WHAT YOU ARE ASKED TO DO: Please give every line below again exactly, but not its pictures.

Stored data entries:
◆ ◆ ◆ ◆

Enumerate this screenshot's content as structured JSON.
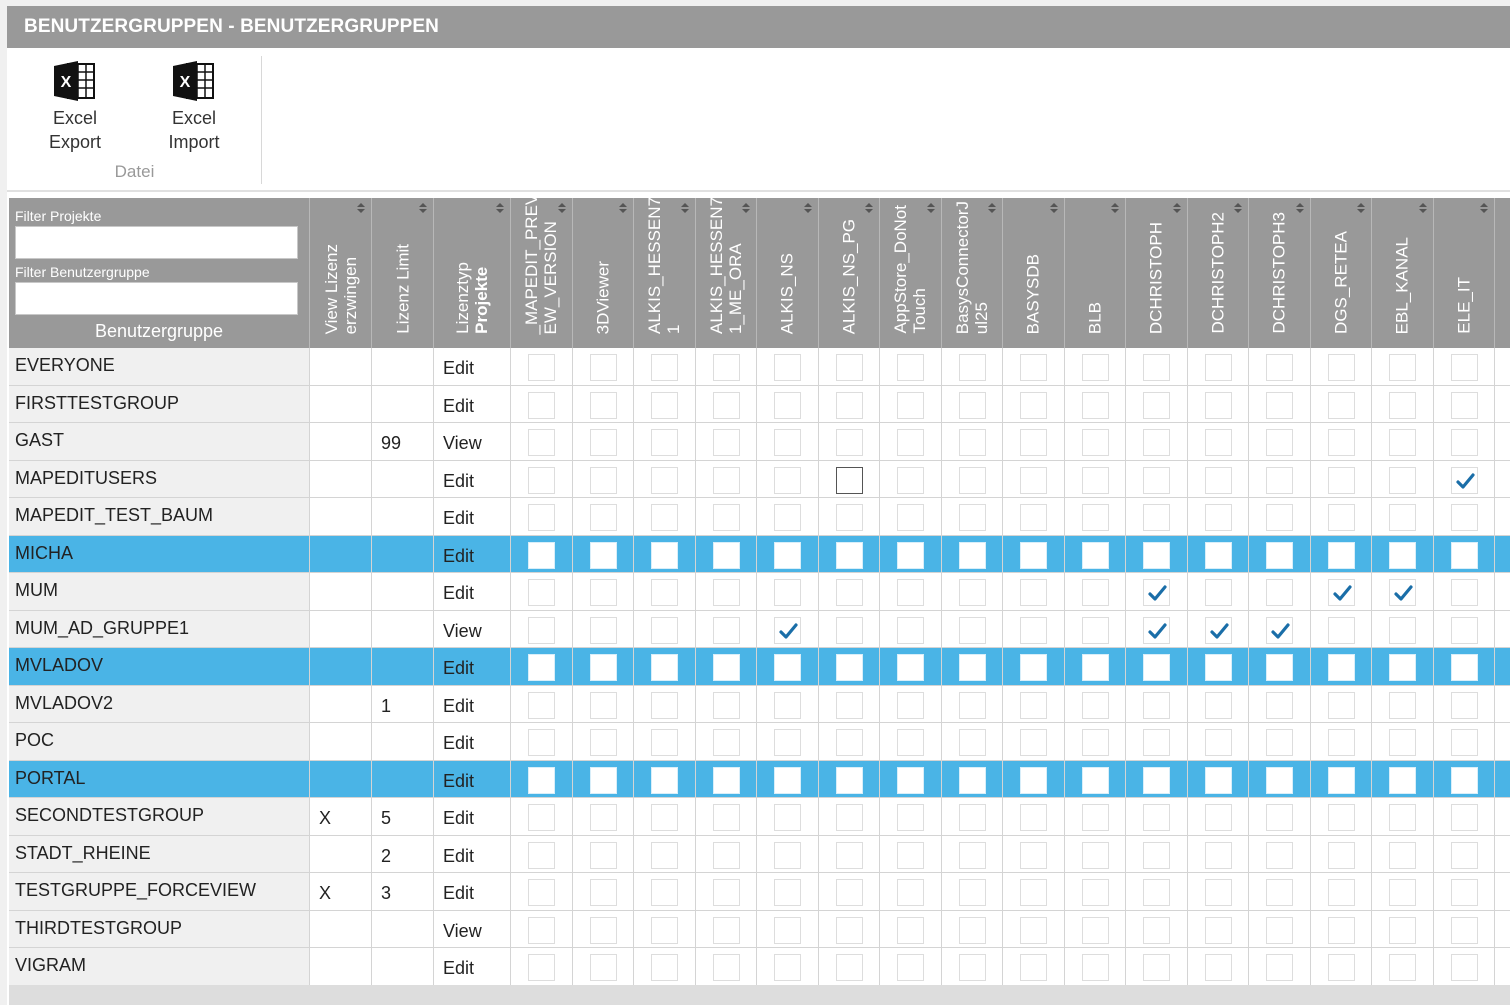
{
  "window": {
    "title": "BENUTZERGRUPPEN - BENUTZERGRUPPEN"
  },
  "ribbon": {
    "excel_export_label": "Excel Export",
    "excel_import_label": "Excel Import",
    "group_label": "Datei"
  },
  "filters": {
    "projekte_label": "Filter Projekte",
    "projekte_value": "",
    "gruppe_label": "Filter Benutzergruppe",
    "gruppe_value": ""
  },
  "columns": {
    "name": "Benutzergruppe",
    "view": [
      "View Lizenz",
      "erzwingen"
    ],
    "limit": "Lizenz Limit",
    "type": [
      "Lizenztyp",
      "Projekte"
    ],
    "projects": [
      [
        "_MAPEDIT_PREVI",
        "EW_VERSION"
      ],
      [
        "3DViewer"
      ],
      [
        "ALKIS_HESSEN7",
        "1"
      ],
      [
        "ALKIS_HESSEN7",
        "1_ME_ORA"
      ],
      [
        "ALKIS_NS"
      ],
      [
        "ALKIS_NS_PG"
      ],
      [
        "AppStore_DoNot",
        "Touch"
      ],
      [
        "BasysConnectorJ",
        "ul25"
      ],
      [
        "BASYSDB"
      ],
      [
        "BLB"
      ],
      [
        "DCHRISTOPH"
      ],
      [
        "DCHRISTOPH2"
      ],
      [
        "DCHRISTOPH3"
      ],
      [
        "DGS_RETEA"
      ],
      [
        "EBL_KANAL"
      ],
      [
        "ELE_IT"
      ]
    ]
  },
  "rows": [
    {
      "name": "EVERYONE",
      "view": "",
      "limit": "",
      "type": "Edit",
      "selected": false,
      "checks": []
    },
    {
      "name": "FIRSTTESTGROUP",
      "view": "",
      "limit": "",
      "type": "Edit",
      "selected": false,
      "checks": []
    },
    {
      "name": "GAST",
      "view": "",
      "limit": "99",
      "type": "View",
      "selected": false,
      "checks": []
    },
    {
      "name": "MAPEDITUSERS",
      "view": "",
      "limit": "",
      "type": "Edit",
      "selected": false,
      "checks": [
        15
      ],
      "focus": 5
    },
    {
      "name": "MAPEDIT_TEST_BAUM",
      "view": "",
      "limit": "",
      "type": "Edit",
      "selected": false,
      "checks": []
    },
    {
      "name": "MICHA",
      "view": "",
      "limit": "",
      "type": "Edit",
      "selected": true,
      "checks": []
    },
    {
      "name": "MUM",
      "view": "",
      "limit": "",
      "type": "Edit",
      "selected": false,
      "checks": [
        10,
        13,
        14
      ]
    },
    {
      "name": "MUM_AD_GRUPPE1",
      "view": "",
      "limit": "",
      "type": "View",
      "selected": false,
      "checks": [
        4,
        10,
        11,
        12
      ]
    },
    {
      "name": "MVLADOV",
      "view": "",
      "limit": "",
      "type": "Edit",
      "selected": true,
      "checks": []
    },
    {
      "name": "MVLADOV2",
      "view": "",
      "limit": "1",
      "type": "Edit",
      "selected": false,
      "checks": []
    },
    {
      "name": "POC",
      "view": "",
      "limit": "",
      "type": "Edit",
      "selected": false,
      "checks": []
    },
    {
      "name": "PORTAL",
      "view": "",
      "limit": "",
      "type": "Edit",
      "selected": true,
      "checks": []
    },
    {
      "name": "SECONDTESTGROUP",
      "view": "X",
      "limit": "5",
      "type": "Edit",
      "selected": false,
      "checks": []
    },
    {
      "name": "STADT_RHEINE",
      "view": "",
      "limit": "2",
      "type": "Edit",
      "selected": false,
      "checks": []
    },
    {
      "name": "TESTGRUPPE_FORCEVIEW",
      "view": "X",
      "limit": "3",
      "type": "Edit",
      "selected": false,
      "checks": []
    },
    {
      "name": "THIRDTESTGROUP",
      "view": "",
      "limit": "",
      "type": "View",
      "selected": false,
      "checks": []
    },
    {
      "name": "VIGRAM",
      "view": "",
      "limit": "",
      "type": "Edit",
      "selected": false,
      "checks": []
    }
  ],
  "colors": {
    "header": "#999999",
    "selected_row": "#4ab4e6",
    "check": "#1a6ea8"
  },
  "icons": {
    "excel_export": "excel-icon",
    "excel_import": "excel-icon",
    "sort": "sort-arrows-icon",
    "check": "checkmark-icon"
  }
}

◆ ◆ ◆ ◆

ANSWER TO THE EXERCISE:
Enumerate this screenshot's content as structured JSON.
{
  "window": {
    "title": "BENUTZERGRUPPEN - BENUTZERGRUPPEN"
  },
  "ribbon": {
    "excel_export_label": "Excel Export",
    "excel_import_label": "Excel Import",
    "group_label": "Datei"
  },
  "filters": {
    "projekte_label": "Filter Projekte",
    "projekte_value": "",
    "gruppe_label": "Filter Benutzergruppe",
    "gruppe_value": ""
  },
  "columns": {
    "name": "Benutzergruppe",
    "view": [
      "View Lizenz",
      "erzwingen"
    ],
    "limit": "Lizenz Limit",
    "type": [
      "Lizenztyp",
      "Projekte"
    ],
    "projects": [
      [
        "_MAPEDIT_PREVI",
        "EW_VERSION"
      ],
      [
        "3DViewer"
      ],
      [
        "ALKIS_HESSEN7",
        "1"
      ],
      [
        "ALKIS_HESSEN7",
        "1_ME_ORA"
      ],
      [
        "ALKIS_NS"
      ],
      [
        "ALKIS_NS_PG"
      ],
      [
        "AppStore_DoNot",
        "Touch"
      ],
      [
        "BasysConnectorJ",
        "ul25"
      ],
      [
        "BASYSDB"
      ],
      [
        "BLB"
      ],
      [
        "DCHRISTOPH"
      ],
      [
        "DCHRISTOPH2"
      ],
      [
        "DCHRISTOPH3"
      ],
      [
        "DGS_RETEA"
      ],
      [
        "EBL_KANAL"
      ],
      [
        "ELE_IT"
      ]
    ]
  },
  "rows": [
    {
      "name": "EVERYONE",
      "view": "",
      "limit": "",
      "type": "Edit",
      "selected": false,
      "checks": []
    },
    {
      "name": "FIRSTTESTGROUP",
      "view": "",
      "limit": "",
      "type": "Edit",
      "selected": false,
      "checks": []
    },
    {
      "name": "GAST",
      "view": "",
      "limit": "99",
      "type": "View",
      "selected": false,
      "checks": []
    },
    {
      "name": "MAPEDITUSERS",
      "view": "",
      "limit": "",
      "type": "Edit",
      "selected": false,
      "checks": [
        15
      ],
      "focus": 5
    },
    {
      "name": "MAPEDIT_TEST_BAUM",
      "view": "",
      "limit": "",
      "type": "Edit",
      "selected": false,
      "checks": []
    },
    {
      "name": "MICHA",
      "view": "",
      "limit": "",
      "type": "Edit",
      "selected": true,
      "checks": []
    },
    {
      "name": "MUM",
      "view": "",
      "limit": "",
      "type": "Edit",
      "selected": false,
      "checks": [
        10,
        13,
        14
      ]
    },
    {
      "name": "MUM_AD_GRUPPE1",
      "view": "",
      "limit": "",
      "type": "View",
      "selected": false,
      "checks": [
        4,
        10,
        11,
        12
      ]
    },
    {
      "name": "MVLADOV",
      "view": "",
      "limit": "",
      "type": "Edit",
      "selected": true,
      "checks": []
    },
    {
      "name": "MVLADOV2",
      "view": "",
      "limit": "1",
      "type": "Edit",
      "selected": false,
      "checks": []
    },
    {
      "name": "POC",
      "view": "",
      "limit": "",
      "type": "Edit",
      "selected": false,
      "checks": []
    },
    {
      "name": "PORTAL",
      "view": "",
      "limit": "",
      "type": "Edit",
      "selected": true,
      "checks": []
    },
    {
      "name": "SECONDTESTGROUP",
      "view": "X",
      "limit": "5",
      "type": "Edit",
      "selected": false,
      "checks": []
    },
    {
      "name": "STADT_RHEINE",
      "view": "",
      "limit": "2",
      "type": "Edit",
      "selected": false,
      "checks": []
    },
    {
      "name": "TESTGRUPPE_FORCEVIEW",
      "view": "X",
      "limit": "3",
      "type": "Edit",
      "selected": false,
      "checks": []
    },
    {
      "name": "THIRDTESTGROUP",
      "view": "",
      "limit": "",
      "type": "View",
      "selected": false,
      "checks": []
    },
    {
      "name": "VIGRAM",
      "view": "",
      "limit": "",
      "type": "Edit",
      "selected": false,
      "checks": []
    }
  ],
  "colors": {
    "header": "#999999",
    "selected_row": "#4ab4e6",
    "check": "#1a6ea8"
  },
  "icons": {
    "excel_export": "excel-icon",
    "excel_import": "excel-icon",
    "sort": "sort-arrows-icon",
    "check": "checkmark-icon"
  }
}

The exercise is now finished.